Source data:

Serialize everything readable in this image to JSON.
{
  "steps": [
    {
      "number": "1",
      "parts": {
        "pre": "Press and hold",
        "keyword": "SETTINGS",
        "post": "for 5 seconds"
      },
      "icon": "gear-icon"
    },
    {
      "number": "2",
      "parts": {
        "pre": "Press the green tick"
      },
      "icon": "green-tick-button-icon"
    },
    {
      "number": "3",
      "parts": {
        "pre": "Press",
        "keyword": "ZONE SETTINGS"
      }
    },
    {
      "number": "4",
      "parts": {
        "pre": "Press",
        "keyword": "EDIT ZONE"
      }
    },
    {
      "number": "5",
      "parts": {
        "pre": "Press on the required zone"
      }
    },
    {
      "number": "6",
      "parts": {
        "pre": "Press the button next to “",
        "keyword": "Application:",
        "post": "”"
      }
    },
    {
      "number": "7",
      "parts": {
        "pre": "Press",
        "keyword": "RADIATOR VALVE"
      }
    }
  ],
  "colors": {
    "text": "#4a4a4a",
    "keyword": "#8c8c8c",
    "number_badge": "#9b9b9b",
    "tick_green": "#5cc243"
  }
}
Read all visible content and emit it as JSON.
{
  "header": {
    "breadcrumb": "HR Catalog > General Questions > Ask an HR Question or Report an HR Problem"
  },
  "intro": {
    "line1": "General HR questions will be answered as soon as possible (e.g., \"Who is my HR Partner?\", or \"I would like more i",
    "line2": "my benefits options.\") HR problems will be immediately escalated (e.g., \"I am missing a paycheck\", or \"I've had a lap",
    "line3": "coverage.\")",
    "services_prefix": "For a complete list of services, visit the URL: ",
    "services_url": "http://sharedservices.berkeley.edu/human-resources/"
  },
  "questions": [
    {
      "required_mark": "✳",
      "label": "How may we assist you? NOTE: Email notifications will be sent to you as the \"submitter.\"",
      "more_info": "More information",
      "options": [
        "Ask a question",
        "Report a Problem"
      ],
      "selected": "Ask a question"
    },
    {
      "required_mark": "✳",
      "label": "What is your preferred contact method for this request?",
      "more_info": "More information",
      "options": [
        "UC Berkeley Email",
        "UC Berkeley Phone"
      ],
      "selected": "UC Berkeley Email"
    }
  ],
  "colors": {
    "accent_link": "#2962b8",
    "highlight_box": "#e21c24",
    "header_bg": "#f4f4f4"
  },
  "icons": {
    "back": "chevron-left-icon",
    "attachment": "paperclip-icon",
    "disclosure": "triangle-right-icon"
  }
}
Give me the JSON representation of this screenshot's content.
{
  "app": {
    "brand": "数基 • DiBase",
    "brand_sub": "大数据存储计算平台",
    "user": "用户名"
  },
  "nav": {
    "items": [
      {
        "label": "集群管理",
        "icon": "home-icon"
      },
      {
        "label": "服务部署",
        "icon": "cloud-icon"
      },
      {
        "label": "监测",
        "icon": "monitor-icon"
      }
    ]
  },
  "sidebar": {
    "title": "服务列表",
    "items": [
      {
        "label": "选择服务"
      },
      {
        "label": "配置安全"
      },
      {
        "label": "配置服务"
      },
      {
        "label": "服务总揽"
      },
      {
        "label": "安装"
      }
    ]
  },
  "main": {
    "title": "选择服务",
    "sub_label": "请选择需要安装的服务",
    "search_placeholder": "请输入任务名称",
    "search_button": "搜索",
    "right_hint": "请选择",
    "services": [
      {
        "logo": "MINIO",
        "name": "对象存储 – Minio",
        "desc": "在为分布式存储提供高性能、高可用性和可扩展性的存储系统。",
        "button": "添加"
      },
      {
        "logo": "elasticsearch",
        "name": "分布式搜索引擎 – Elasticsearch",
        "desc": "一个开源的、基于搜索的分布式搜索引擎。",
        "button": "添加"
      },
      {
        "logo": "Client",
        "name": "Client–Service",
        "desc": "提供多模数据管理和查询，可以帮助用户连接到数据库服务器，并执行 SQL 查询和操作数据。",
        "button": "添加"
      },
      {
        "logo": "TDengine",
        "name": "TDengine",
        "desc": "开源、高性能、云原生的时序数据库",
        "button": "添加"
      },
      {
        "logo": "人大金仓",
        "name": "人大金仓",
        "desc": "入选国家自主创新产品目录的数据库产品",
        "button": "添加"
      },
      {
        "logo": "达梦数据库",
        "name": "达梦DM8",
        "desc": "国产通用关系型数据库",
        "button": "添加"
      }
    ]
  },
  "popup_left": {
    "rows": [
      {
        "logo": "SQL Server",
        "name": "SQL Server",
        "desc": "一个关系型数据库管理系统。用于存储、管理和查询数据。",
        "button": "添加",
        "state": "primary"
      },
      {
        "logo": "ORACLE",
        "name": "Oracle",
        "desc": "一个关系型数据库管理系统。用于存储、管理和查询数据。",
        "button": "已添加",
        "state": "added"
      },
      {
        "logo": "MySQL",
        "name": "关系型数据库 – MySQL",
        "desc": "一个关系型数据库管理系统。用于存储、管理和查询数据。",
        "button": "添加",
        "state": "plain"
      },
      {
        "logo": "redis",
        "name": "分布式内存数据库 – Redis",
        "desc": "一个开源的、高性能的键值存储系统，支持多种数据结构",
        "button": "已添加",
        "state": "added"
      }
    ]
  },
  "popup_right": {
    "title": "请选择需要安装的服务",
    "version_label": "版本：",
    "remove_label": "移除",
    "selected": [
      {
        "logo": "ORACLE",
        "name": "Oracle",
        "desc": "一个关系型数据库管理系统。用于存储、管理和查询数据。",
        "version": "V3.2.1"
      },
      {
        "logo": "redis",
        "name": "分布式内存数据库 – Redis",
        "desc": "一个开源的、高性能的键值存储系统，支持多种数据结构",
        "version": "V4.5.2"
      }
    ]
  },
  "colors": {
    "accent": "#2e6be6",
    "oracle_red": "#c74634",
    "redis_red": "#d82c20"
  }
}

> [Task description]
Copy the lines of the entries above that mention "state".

> [Completed task]
        "state": "primary"
        "state": "added"
        "state": "plain"
        "state": "added"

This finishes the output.